Dataset entries
.....
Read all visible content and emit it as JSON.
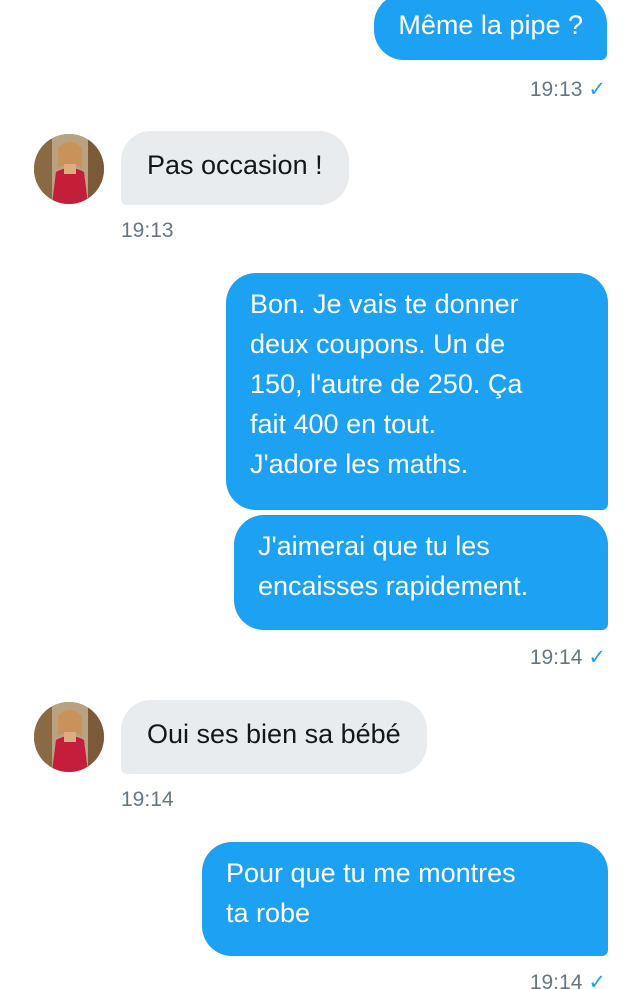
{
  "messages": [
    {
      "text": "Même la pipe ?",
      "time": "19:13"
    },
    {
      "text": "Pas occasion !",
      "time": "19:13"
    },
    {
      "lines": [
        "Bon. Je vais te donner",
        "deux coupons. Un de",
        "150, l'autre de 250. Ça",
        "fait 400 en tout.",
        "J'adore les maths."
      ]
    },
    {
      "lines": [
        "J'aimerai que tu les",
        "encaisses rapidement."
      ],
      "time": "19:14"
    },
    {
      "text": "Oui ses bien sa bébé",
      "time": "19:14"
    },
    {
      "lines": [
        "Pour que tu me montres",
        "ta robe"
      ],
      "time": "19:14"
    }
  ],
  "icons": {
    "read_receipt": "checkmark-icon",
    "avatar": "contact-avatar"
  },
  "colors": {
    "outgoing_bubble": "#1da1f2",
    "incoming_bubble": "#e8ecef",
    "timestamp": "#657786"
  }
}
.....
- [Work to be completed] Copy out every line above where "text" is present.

- [Reply]
      "text": "Même la pipe ?",
      "text": "Pas occasion !",
      "text": "Oui ses bien sa bébé",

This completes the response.